Cathedral of Cadiz

Cádiz Cathedral is a Roman Catholic church in Cádiz, southern Spain, and the seat of the Diocese of Cadiz y Ceuta. It was built between 1722 and 1838. The cathedral was declared Bien de Interés Cultural in 1931. 

When visiting Cathedral of Cadiz, don't forget to climb up the bell tower and get some spectacular pictures from above, see: The Bell Tower of Cadiz Cathedral

Cathedral of Cadiz

Cathedral of Cadiz

The Plaza de la Catedral houses both the Cathedral and the Baroque Santiago church, built in 1635.

The church was known as "The Cathedral of The Americas" because it was built with money from the trade between Spain and America. The 18th century was a golden age for Cádiz, and the other cathedral that the city had got, Santa Cruz, was very small for this new moment of Cádiz. The new cathedral was built from 1722 to 1838.

Cathedral of Cadiz

Cathedral of Cadiz

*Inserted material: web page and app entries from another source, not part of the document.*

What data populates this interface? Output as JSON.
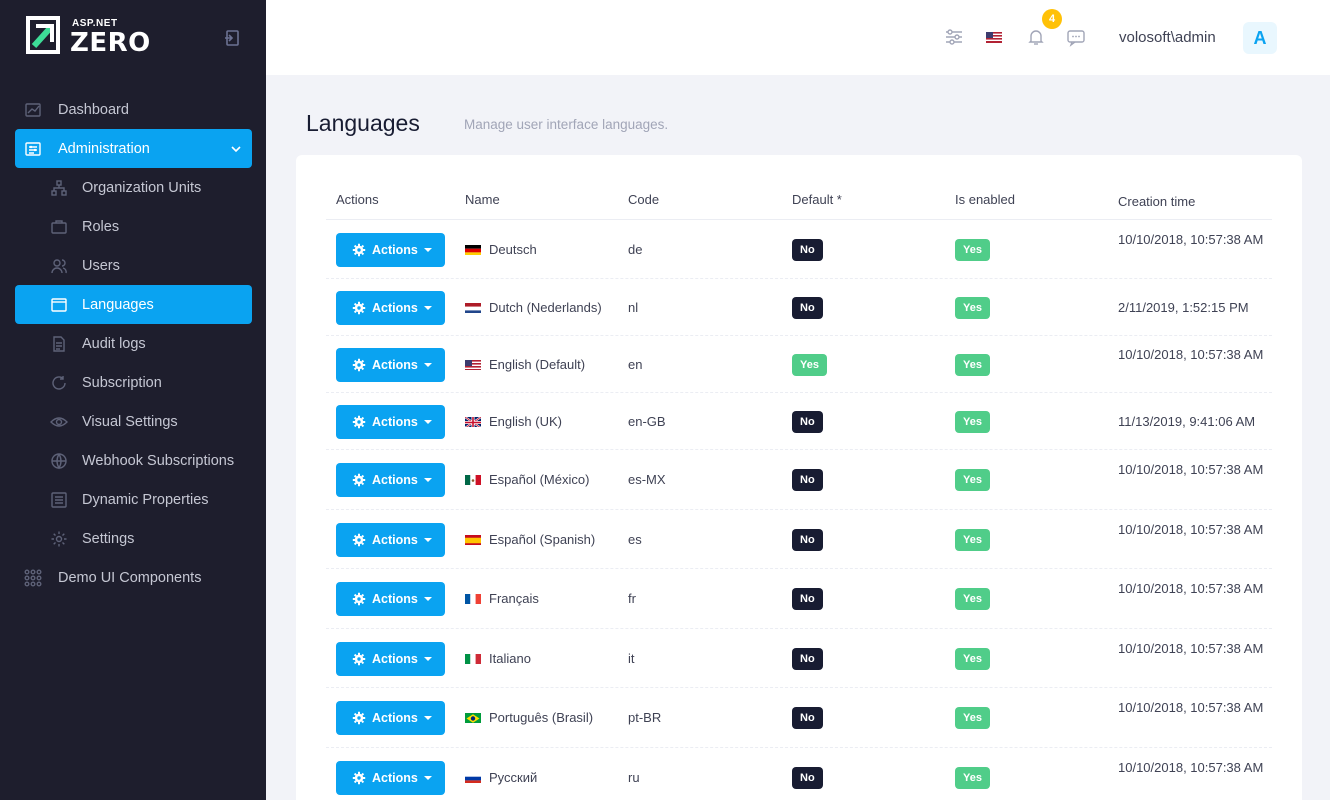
{
  "brand": {
    "top": "ASP.NET",
    "main": "ZERO"
  },
  "sidebar": {
    "items": [
      {
        "label": "Dashboard",
        "icon": "chart-icon",
        "sub": false,
        "active": false
      },
      {
        "label": "Administration",
        "icon": "admin-icon",
        "sub": false,
        "active": true,
        "expanded": true
      },
      {
        "label": "Organization Units",
        "icon": "org-tree-icon",
        "sub": true,
        "active": false
      },
      {
        "label": "Roles",
        "icon": "briefcase-icon",
        "sub": true,
        "active": false
      },
      {
        "label": "Users",
        "icon": "users-icon",
        "sub": true,
        "active": false
      },
      {
        "label": "Languages",
        "icon": "window-icon",
        "sub": true,
        "active": true
      },
      {
        "label": "Audit logs",
        "icon": "document-icon",
        "sub": true,
        "active": false
      },
      {
        "label": "Subscription",
        "icon": "refresh-icon",
        "sub": true,
        "active": false
      },
      {
        "label": "Visual Settings",
        "icon": "eye-icon",
        "sub": true,
        "active": false
      },
      {
        "label": "Webhook Subscriptions",
        "icon": "globe-icon",
        "sub": true,
        "active": false
      },
      {
        "label": "Dynamic Properties",
        "icon": "list-icon",
        "sub": true,
        "active": false
      },
      {
        "label": "Settings",
        "icon": "gear-icon",
        "sub": true,
        "active": false
      },
      {
        "label": "Demo UI Components",
        "icon": "grid-icon",
        "sub": false,
        "active": false
      }
    ]
  },
  "header": {
    "notification_count": "4",
    "username": "volosoft\\admin",
    "avatar_letter": "A"
  },
  "page": {
    "title": "Languages",
    "description": "Manage user interface languages."
  },
  "table": {
    "headers": {
      "actions": "Actions",
      "name": "Name",
      "code": "Code",
      "default": "Default *",
      "enabled": "Is enabled",
      "created": "Creation time"
    },
    "action_label": "Actions",
    "rows": [
      {
        "name": "Deutsch",
        "flag": "de",
        "code": "de",
        "default": "No",
        "enabled": "Yes",
        "created": "10/10/2018, 10:57:38 AM"
      },
      {
        "name": "Dutch (Nederlands)",
        "flag": "nl",
        "code": "nl",
        "default": "No",
        "enabled": "Yes",
        "created": "2/11/2019, 1:52:15 PM"
      },
      {
        "name": "English (Default)",
        "flag": "us",
        "code": "en",
        "default": "Yes",
        "enabled": "Yes",
        "created": "10/10/2018, 10:57:38 AM"
      },
      {
        "name": "English (UK)",
        "flag": "gb",
        "code": "en-GB",
        "default": "No",
        "enabled": "Yes",
        "created": "11/13/2019, 9:41:06 AM"
      },
      {
        "name": "Español (México)",
        "flag": "mx",
        "code": "es-MX",
        "default": "No",
        "enabled": "Yes",
        "created": "10/10/2018, 10:57:38 AM"
      },
      {
        "name": "Español (Spanish)",
        "flag": "es",
        "code": "es",
        "default": "No",
        "enabled": "Yes",
        "created": "10/10/2018, 10:57:38 AM"
      },
      {
        "name": "Français",
        "flag": "fr",
        "code": "fr",
        "default": "No",
        "enabled": "Yes",
        "created": "10/10/2018, 10:57:38 AM"
      },
      {
        "name": "Italiano",
        "flag": "it",
        "code": "it",
        "default": "No",
        "enabled": "Yes",
        "created": "10/10/2018, 10:57:38 AM"
      },
      {
        "name": "Português (Brasil)",
        "flag": "br",
        "code": "pt-BR",
        "default": "No",
        "enabled": "Yes",
        "created": "10/10/2018, 10:57:38 AM"
      },
      {
        "name": "Русский",
        "flag": "ru",
        "code": "ru",
        "default": "No",
        "enabled": "Yes",
        "created": "10/10/2018, 10:57:38 AM"
      }
    ]
  },
  "colors": {
    "sidebar_bg": "#1e1e2d",
    "accent": "#0aa3f1",
    "badge_yes": "#50cd89",
    "badge_no": "#181c32",
    "notification": "#ffc107"
  }
}
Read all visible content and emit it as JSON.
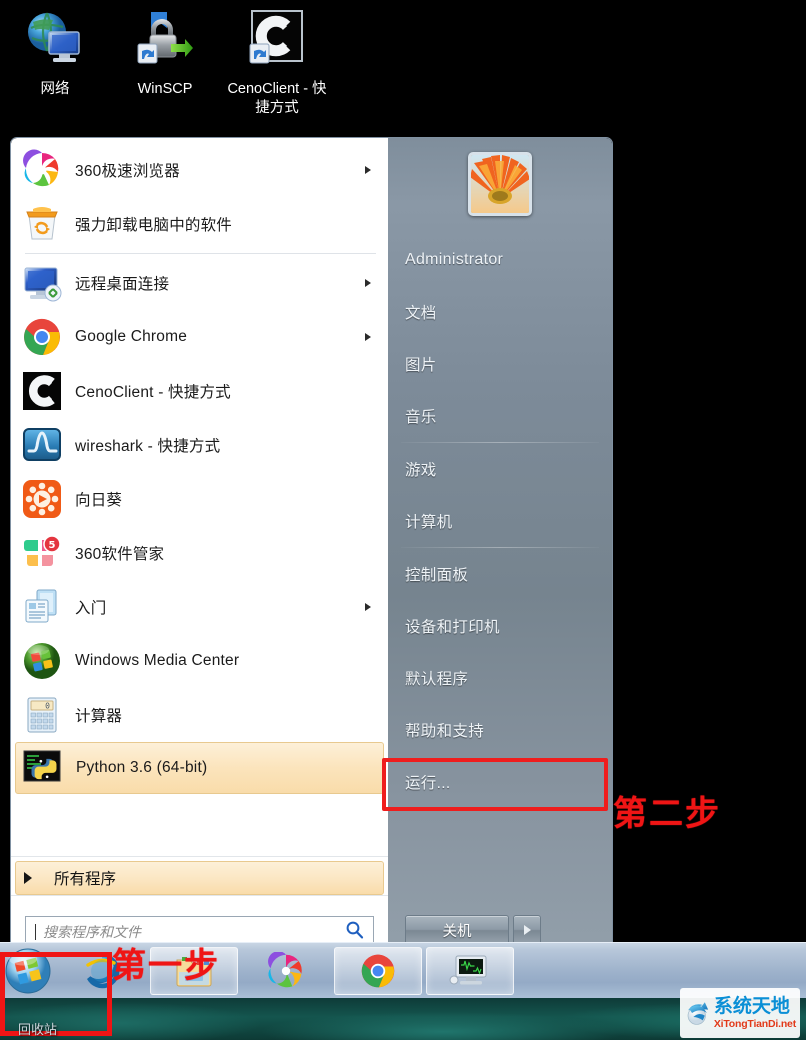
{
  "desktop": {
    "icons": [
      {
        "name": "网络",
        "icon": "network-icon"
      },
      {
        "name": "WinSCP",
        "icon": "winscp-icon"
      },
      {
        "name": "CenoClient - 快捷方式",
        "icon": "cenoclient-icon"
      }
    ],
    "bottom_caption": "回收站"
  },
  "start_menu": {
    "programs": [
      {
        "label": "360极速浏览器",
        "icon": "360-browser-icon",
        "has_submenu": true,
        "selected": false
      },
      {
        "label": "强力卸载电脑中的软件",
        "icon": "uninstall-icon",
        "has_submenu": false,
        "selected": false
      },
      {
        "label": "远程桌面连接",
        "icon": "remote-desktop-icon",
        "has_submenu": true,
        "selected": false
      },
      {
        "label": "Google Chrome",
        "icon": "chrome-icon",
        "has_submenu": true,
        "selected": false
      },
      {
        "label": "CenoClient - 快捷方式",
        "icon": "cenoclient-icon",
        "has_submenu": false,
        "selected": false
      },
      {
        "label": "wireshark - 快捷方式",
        "icon": "wireshark-icon",
        "has_submenu": false,
        "selected": false
      },
      {
        "label": "向日葵",
        "icon": "sunflower-icon",
        "has_submenu": false,
        "selected": false
      },
      {
        "label": "360软件管家",
        "icon": "360-software-manager-icon",
        "has_submenu": false,
        "selected": false
      },
      {
        "label": "入门",
        "icon": "getting-started-icon",
        "has_submenu": true,
        "selected": false
      },
      {
        "label": "Windows Media Center",
        "icon": "media-center-icon",
        "has_submenu": false,
        "selected": false
      },
      {
        "label": "计算器",
        "icon": "calculator-icon",
        "has_submenu": false,
        "selected": false
      },
      {
        "label": "Python 3.6 (64-bit)",
        "icon": "python-icon",
        "has_submenu": false,
        "selected": true
      }
    ],
    "all_programs_label": "所有程序",
    "search": {
      "placeholder": "搜索程序和文件",
      "value": "",
      "icon": "search-icon"
    },
    "right_panel": {
      "user_name": "Administrator",
      "avatar_icon": "sunflower-avatar",
      "items": [
        {
          "label": "文档",
          "highlighted": false
        },
        {
          "label": "图片",
          "highlighted": false
        },
        {
          "label": "音乐",
          "highlighted": false
        },
        {
          "label": "游戏",
          "highlighted": false
        },
        {
          "label": "计算机",
          "highlighted": false
        },
        {
          "label": "控制面板",
          "highlighted": false
        },
        {
          "label": "设备和打印机",
          "highlighted": false
        },
        {
          "label": "默认程序",
          "highlighted": false
        },
        {
          "label": "帮助和支持",
          "highlighted": false
        },
        {
          "label": "运行...",
          "highlighted": true
        }
      ],
      "shutdown_label": "关机",
      "shutdown_more_icon": "chevron-right-icon"
    }
  },
  "taskbar": {
    "start_orb_icon": "windows-start-orb",
    "buttons": [
      {
        "icon": "internet-explorer-icon",
        "framed": false
      },
      {
        "icon": "windows-explorer-icon",
        "framed": true
      },
      {
        "icon": "360-browser-icon",
        "framed": false
      },
      {
        "icon": "chrome-icon",
        "framed": true
      },
      {
        "icon": "remote-monitor-icon",
        "framed": true
      }
    ]
  },
  "annotations": [
    {
      "id": "step1",
      "text": "第一步",
      "color": "#ef1515"
    },
    {
      "id": "step2",
      "text": "第二步",
      "color": "#ef1515"
    }
  ],
  "watermark": {
    "main": "系统天地",
    "sub": "XiTongTianDi.net",
    "icon": "recycle-arrow-logo",
    "main_color": "#0a8fd6",
    "sub_color": "#e23a1a"
  }
}
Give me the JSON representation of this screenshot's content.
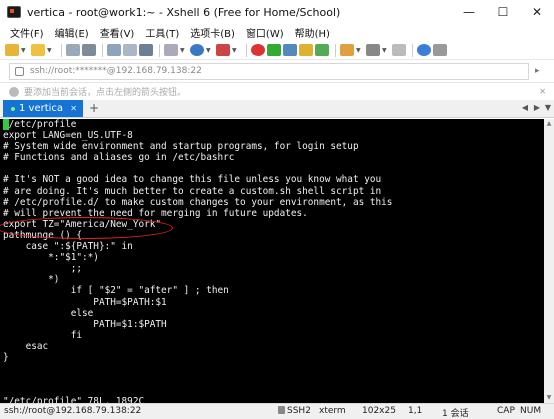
{
  "window": {
    "title": "vertica - root@work1:~ - Xshell 6 (Free for Home/School)",
    "minimize": "—",
    "maximize": "☐",
    "close": "✕"
  },
  "menu": [
    "文件(F)",
    "编辑(E)",
    "查看(V)",
    "工具(T)",
    "选项卡(B)",
    "窗口(W)",
    "帮助(H)"
  ],
  "address": {
    "value": "ssh://root:*******@192.168.79.138:22",
    "arrow": "▸"
  },
  "hint": {
    "text": "要添加当前会话，点击左侧的箭头按钮。",
    "close": "✕"
  },
  "tab": {
    "label": "1 vertica",
    "close": "✕",
    "add": "+"
  },
  "terminal": {
    "lines": [
      " /etc/profile",
      "export LANG=en_US.UTF-8",
      "# System wide environment and startup programs, for login setup",
      "# Functions and aliases go in /etc/bashrc",
      "",
      "# It's NOT a good idea to change this file unless you know what you",
      "# are doing. It's much better to create a custom.sh shell script in",
      "# /etc/profile.d/ to make custom changes to your environment, as this",
      "# will prevent the need for merging in future updates.",
      "export TZ=\"America/New_York\"",
      "pathmunge () {",
      "    case \":${PATH}:\" in",
      "        *:\"$1\":*)",
      "            ;;",
      "        *)",
      "            if [ \"$2\" = \"after\" ] ; then",
      "                PATH=$PATH:$1",
      "            else",
      "                PATH=$1:$PATH",
      "            fi",
      "    esac",
      "}",
      "",
      "",
      "",
      "\"/etc/profile\" 78L, 1892C"
    ]
  },
  "status": {
    "connection": "ssh://root@192.168.79.138:22",
    "protocol": "SSH2",
    "terminal": "xterm",
    "size": "102x25",
    "cursor_pos": "1,1",
    "sessions": "1 会话",
    "cap": "CAP",
    "num": "NUM"
  },
  "colors": {
    "tab_active": "#1573d6",
    "terminal_bg": "#000000",
    "terminal_fg": "#f0f0f0",
    "cursor": "#2ecc40",
    "annotation": "#e22222"
  }
}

The first person who designed the church was architect Vicente Acero, who had also built the Granada Cathedral. Acero left the project and was succeeded by several other architects. As a result, this largely baroque-style cathedral was built over a period of 116 years, and, due to this drawn-out period of construction, the cathedral underwent several major changes to its original design. Though the cathedral was originally intended to be a baroque edifice, it contains rococo elements, and was finally completed in the neoclassical style. Its chapels have many paintings and relics from the old cathedral and monasteries from throughout Spain.

Wood carvings

Choir

In the crypt are buried the composer Manuel de Falla and the poet and playwright José María Pemán, both born in Cádiz.

Dome at Cadiz cathedral

Dome at Cadiz cathedral

Levante Tower, one of the towers of Cádiz Cathedral, is open to the public and shows panoramas of the city from on high. See: The Bell Tower of Cadiz Cathedral

Cadiz Spain
Coordinates: 36.529135 -6.295254